2) Body: When a fly with hackle pointed toward to the bend of the hook hits the water and is pulled toward the angler, the hackle brushes back against the hook. The fly becomes slimmer. When the reverse hackle is forced back a bit, it actually opens up and the fly has even more “body”, or more visibility, than in its dry state. Flies will vary in how pronounced their reverse hackle will be, but for the most part they retain the reverse hackle fly quality. This is the photo of a reverse hackle fly when it is wet, the hackle is back a bit, but it still has body to it.

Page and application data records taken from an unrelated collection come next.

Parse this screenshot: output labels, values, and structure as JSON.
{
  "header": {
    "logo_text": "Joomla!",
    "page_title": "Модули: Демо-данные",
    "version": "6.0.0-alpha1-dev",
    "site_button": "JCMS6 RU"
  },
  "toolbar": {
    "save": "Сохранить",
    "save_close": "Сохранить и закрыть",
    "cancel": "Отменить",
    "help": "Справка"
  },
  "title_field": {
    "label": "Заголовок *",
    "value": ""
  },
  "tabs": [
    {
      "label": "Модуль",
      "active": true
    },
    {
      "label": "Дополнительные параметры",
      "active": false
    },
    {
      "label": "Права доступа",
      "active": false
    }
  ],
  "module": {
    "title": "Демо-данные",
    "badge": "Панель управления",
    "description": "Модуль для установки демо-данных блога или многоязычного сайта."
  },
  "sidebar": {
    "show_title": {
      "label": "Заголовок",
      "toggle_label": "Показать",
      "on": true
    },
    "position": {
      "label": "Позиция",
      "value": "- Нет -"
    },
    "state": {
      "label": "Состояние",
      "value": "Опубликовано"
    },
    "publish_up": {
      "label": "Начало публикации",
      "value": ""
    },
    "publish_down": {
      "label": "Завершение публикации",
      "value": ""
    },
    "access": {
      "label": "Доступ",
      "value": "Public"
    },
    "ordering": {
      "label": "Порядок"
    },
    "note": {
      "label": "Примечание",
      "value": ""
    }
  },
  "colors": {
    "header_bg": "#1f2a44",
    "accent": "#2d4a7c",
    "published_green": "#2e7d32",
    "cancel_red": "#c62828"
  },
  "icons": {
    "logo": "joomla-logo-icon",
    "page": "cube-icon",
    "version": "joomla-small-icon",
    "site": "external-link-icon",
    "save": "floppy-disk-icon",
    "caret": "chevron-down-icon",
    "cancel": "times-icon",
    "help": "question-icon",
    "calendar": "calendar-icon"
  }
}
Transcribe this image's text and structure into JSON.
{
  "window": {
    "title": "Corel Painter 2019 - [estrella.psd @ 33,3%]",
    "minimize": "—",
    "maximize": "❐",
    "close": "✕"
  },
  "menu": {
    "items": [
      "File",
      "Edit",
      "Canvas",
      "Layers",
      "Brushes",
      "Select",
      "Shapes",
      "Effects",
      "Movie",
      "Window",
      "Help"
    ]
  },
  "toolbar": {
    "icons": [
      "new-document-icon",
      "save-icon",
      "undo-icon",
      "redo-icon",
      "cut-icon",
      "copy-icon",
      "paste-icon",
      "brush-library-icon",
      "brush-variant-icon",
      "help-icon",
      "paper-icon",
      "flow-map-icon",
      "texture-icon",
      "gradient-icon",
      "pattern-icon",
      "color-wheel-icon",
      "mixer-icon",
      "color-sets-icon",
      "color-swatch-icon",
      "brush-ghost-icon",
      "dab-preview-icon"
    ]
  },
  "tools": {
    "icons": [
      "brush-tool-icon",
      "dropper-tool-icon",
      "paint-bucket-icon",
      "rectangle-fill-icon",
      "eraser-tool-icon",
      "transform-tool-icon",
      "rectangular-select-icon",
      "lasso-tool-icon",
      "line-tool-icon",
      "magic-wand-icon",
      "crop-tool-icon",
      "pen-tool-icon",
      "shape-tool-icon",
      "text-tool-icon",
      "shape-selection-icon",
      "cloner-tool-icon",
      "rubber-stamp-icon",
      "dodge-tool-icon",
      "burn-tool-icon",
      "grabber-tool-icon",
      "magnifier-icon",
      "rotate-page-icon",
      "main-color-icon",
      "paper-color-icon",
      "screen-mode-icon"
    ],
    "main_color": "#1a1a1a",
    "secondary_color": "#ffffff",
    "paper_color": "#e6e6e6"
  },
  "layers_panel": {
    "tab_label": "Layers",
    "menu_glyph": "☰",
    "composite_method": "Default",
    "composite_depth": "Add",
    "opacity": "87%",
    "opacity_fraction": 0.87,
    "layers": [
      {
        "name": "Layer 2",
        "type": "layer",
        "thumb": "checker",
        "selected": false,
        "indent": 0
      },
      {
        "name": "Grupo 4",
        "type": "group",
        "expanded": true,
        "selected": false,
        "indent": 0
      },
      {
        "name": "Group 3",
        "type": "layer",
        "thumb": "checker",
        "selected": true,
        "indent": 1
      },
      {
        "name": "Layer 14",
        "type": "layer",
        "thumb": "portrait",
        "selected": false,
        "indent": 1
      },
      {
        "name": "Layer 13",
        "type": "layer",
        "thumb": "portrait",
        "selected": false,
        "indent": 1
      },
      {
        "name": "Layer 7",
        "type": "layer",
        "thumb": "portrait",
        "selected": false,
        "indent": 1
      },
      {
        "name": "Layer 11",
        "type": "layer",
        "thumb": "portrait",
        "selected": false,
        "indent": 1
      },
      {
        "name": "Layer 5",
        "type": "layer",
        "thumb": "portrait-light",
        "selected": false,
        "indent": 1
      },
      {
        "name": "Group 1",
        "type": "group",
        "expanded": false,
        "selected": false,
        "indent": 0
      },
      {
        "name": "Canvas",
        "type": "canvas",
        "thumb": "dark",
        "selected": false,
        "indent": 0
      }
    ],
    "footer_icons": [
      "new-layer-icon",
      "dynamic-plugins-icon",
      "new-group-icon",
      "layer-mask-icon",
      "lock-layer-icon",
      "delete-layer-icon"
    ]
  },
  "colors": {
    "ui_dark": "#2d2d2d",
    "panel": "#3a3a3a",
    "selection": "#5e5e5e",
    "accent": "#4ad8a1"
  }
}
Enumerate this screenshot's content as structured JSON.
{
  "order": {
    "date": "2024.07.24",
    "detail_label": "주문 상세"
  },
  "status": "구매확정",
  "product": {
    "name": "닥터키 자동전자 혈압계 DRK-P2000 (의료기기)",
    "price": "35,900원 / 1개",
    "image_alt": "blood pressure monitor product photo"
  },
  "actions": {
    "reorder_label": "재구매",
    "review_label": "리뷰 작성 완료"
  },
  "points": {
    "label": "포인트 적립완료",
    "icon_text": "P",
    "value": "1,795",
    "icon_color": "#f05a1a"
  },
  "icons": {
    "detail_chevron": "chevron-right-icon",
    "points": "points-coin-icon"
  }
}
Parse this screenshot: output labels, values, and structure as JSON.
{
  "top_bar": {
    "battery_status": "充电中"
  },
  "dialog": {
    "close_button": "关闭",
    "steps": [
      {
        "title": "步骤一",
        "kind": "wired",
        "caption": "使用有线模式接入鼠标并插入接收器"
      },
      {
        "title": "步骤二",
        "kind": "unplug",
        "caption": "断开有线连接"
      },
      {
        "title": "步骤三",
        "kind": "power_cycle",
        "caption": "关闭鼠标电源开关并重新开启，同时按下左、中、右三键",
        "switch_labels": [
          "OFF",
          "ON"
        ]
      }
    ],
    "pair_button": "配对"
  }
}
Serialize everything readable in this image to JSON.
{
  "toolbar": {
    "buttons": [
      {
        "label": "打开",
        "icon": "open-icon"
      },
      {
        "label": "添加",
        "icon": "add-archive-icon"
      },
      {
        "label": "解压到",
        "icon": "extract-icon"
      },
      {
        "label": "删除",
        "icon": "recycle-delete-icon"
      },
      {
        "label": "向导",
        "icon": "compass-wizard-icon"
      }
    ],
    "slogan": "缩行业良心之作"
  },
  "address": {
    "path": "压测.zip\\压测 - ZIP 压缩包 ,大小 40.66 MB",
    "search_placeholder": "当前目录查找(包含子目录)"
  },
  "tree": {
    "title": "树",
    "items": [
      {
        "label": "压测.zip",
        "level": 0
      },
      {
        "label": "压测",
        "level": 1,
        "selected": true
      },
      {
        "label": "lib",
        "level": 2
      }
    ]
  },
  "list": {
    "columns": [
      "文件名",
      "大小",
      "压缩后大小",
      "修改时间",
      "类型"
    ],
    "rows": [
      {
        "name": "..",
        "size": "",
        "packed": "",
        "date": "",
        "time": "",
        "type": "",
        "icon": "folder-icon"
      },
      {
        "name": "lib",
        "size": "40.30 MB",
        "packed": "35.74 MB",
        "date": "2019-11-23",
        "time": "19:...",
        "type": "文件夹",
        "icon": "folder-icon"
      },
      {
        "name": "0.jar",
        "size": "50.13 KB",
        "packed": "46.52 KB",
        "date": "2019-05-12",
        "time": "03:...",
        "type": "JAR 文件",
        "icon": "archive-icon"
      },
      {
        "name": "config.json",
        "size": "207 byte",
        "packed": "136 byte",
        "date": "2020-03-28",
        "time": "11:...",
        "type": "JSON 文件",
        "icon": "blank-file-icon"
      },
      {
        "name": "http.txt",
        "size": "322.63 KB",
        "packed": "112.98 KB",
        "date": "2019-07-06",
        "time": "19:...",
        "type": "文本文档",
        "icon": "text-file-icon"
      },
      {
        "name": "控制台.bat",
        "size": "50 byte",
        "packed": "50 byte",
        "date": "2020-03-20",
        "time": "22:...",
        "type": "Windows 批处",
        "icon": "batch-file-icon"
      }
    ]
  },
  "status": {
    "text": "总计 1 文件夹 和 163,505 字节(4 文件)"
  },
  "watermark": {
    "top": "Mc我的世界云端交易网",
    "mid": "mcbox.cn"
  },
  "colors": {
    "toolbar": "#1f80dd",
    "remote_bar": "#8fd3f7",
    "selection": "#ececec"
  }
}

3) Motion For the most part western flies have been designed with aesthetic imitation, not motion, in mind. Perhaps because it is very difficult to impart motion to a fly that is very far away or tied to the end of a very heavy line or a line that has to go through guides of a rod. Tenkara on the other hand was developed to be fished with lighter lines, normally closer range, and with the line tied right to the tip of the rod. These characteristics allowed for the fly to respond to any movement imparted on the rod. Whether the reverse hackle flies were deliberately “invented” that way because or motion or not we will never know. What I do know is that this is probably one of my favorite reasons for the reverse hackle. When I want to, and if the situation calls for it, I can pulse my fly. I can impart motion to it. When I pull it a bit, the hackle opens, when I relax it it closes. When tenkara flies are imparted with motion they are very buggy and lively. This is one of my favorite reasons for tenkara flies, and the fact that they are quick to tie, retain some body when in the water, and are very versatile as I can fish them on the surface by keeping line off the water or under by allowing it to sink a bit.

Stay tuned for an upcoming video on different techniques for tenkara.

Tenkara fly with reverse hackle

Photo by Brian Flemming

Comment on post above